A project funded by the Rhône-Méditerranée-Corse water agency
In addition, pumping has recently been added to supply a pond set up by the departmental council of Côte-d’Or to supply water to organic farmers on a 20-hectare plot in Perrigny-lès-Dijon. what will represent by last 40,000 cubic meters.
François Sauvadet (LCOP), president of the departmental council of the Côte-d’Or, regularly balances the 40,000 cubic meters of the basin and the “20,000,000 m3 per year” captured by the Metropolis in its various resources without forgetting to point out that the The project is co-financed by the Rhône-Mediterranean-Corsica water agency to promote organic production above the water table (read the press release).
In general, the centrist defends “access to water for everyone, everywhere, for all uses”, including agricultural uses, while his opposition has challenged the jurisdiction of the Department on the issue of water before the administrative jurisdiction (read our article).
“Any pump that did not exist a year ago worsens the situation”
“It is a weakened water table that for more than twenty years has dropped more than 2 meters. The fact of not having a recharge in winter, in connection with climate change, the fact that we artificially pump to supply a basin in Perrigny-lès-Dijon, we further weaken it with additional uses. (…) Any pumping that did not exist a year ago makes the situation worse”, declared Jean-Patrick Masson to Dijon Information.
Personally, the environmentalist opposes the storage of water on the surface due to the evaporation that occurs, estimated at “between 30 and 50%”. “We store water and lose half of it,” he lamented. However, as an elected metropolitan, this is not the argument that he uses: “the basin is built. I’m just saying it’s not reasonable to pump now. If we have a rainy winter next year, there will be no problem, but this year it is a problem.”
The precipitation disturbance
“We have never experienced a situation like this except in 1993,” stressed the elected official, establishing a link with climate change. If annual precipitation is expected to have a downward trend in the coming years, above all it should be increasingly differentiated according to the territories, presenting longer periods without rain interspersed with precipitation that could be more intense.
In the event of heavy rains on land that has dried out, runoff water can have a flooding effect rather than infiltration into the ground, without recharging the water table. Similarly, while snow is a natural storage for water that infiltrates into the ground as it melts, its absence in winter no longer favors groundwater recharge.
“The classical temperate regime is changing, getting out of order. We ended up in a situation that we have never known. I have the statistics since 1970. We see the downward trend in rainfall, that we are increasingly irregular. Building facilities with the premise of saying ‘in winter there will be water, in summer there won’t’ is not correct. In winter, there may be no water”, analyzed Jean-Patrick Masson.
“You have to adapt to change”

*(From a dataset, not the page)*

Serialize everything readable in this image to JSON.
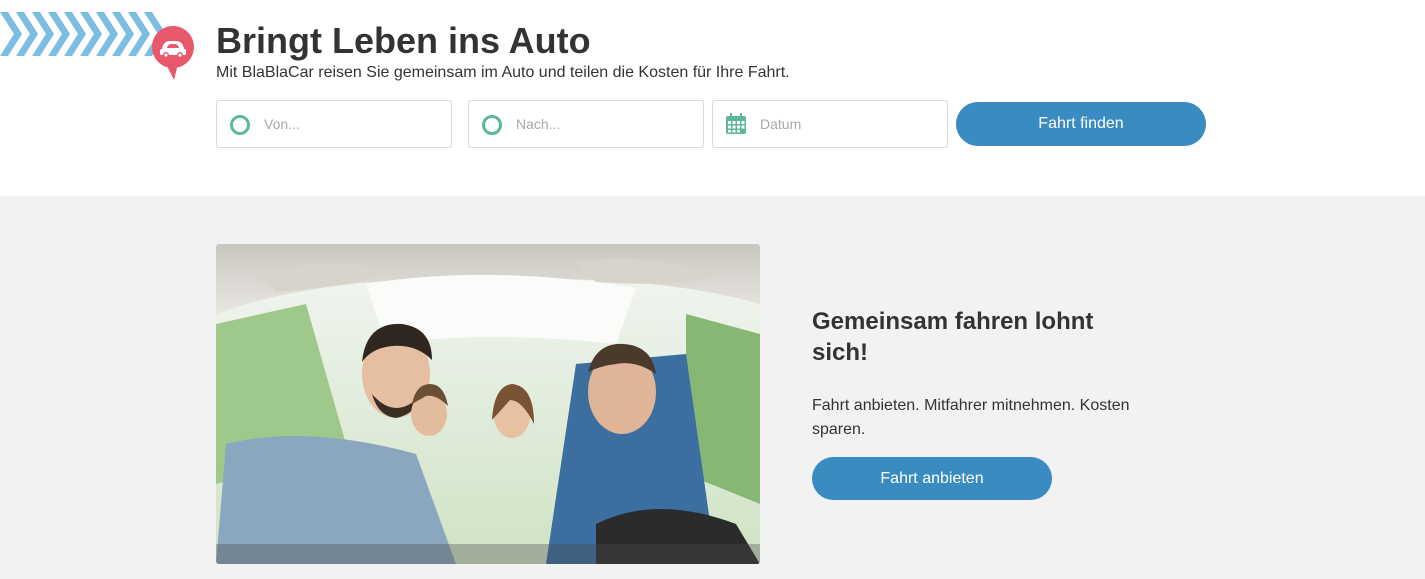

“Being at the head of the basin makes us completely dependent on the rainfall regime for our water supply for livestock, for agriculture, for the human beings that we are, for industries. The only existing storage resource in our territory is the southern Dijon aquifer,” he noted.
“Winter recharging is fundamental”, the elected ecologist has riveted, “between November and the beginning of March, that is what the resource of the year does”. Starting in March, rainwater is mainly captured by growing vegetation.
“Things change, you have to adapt to change. There, it is the county council, if they had been the irrigators, it would have been the same, it is a de facto problem”, said the elected metropolitan who intends not to specifically target a particular community.
The intervention, corresponding to an “emergency” statement, was not accompanied by a vote of the elected metropolitan officials on this issue.
Jean Christophe Tardivon
Visual Rhône-Mediterranean-Corsica Water Agency